### Instructions to follow
You are asked to write out the entries exactly as they are given.

### Data for the task
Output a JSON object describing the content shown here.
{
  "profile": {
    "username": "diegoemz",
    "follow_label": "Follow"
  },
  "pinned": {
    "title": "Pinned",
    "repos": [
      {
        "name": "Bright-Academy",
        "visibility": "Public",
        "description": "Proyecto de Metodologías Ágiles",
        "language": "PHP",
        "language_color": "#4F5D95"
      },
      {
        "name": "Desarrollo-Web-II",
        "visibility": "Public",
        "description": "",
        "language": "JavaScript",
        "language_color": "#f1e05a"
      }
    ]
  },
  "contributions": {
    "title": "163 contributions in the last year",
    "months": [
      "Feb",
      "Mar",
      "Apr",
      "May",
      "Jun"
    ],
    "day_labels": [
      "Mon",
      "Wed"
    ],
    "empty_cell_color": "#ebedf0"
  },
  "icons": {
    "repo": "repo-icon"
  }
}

### Solution for this exercise
Output a JSON object describing the content shown here.
{
  "profile": {
    "username": "diegoemz",
    "follow_label": "Follow"
  },
  "pinned": {
    "title": "Pinned",
    "repos": [
      {
        "name": "Bright-Academy",
        "visibility": "Public",
        "description": "Proyecto de Metodologías Ágiles",
        "language": "PHP",
        "language_color": "#4F5D95"
      },
      {
        "name": "Desarrollo-Web-II",
        "visibility": "Public",
        "description": "",
        "language": "JavaScript",
        "language_color": "#f1e05a"
      }
    ]
  },
  "contributions": {
    "title": "163 contributions in the last year",
    "months": [
      "Feb",
      "Mar",
      "Apr",
      "May",
      "Jun"
    ],
    "day_labels": [
      "Mon",
      "Wed"
    ],
    "empty_cell_color": "#ebedf0"
  },
  "icons": {
    "repo": "repo-icon"
  }
}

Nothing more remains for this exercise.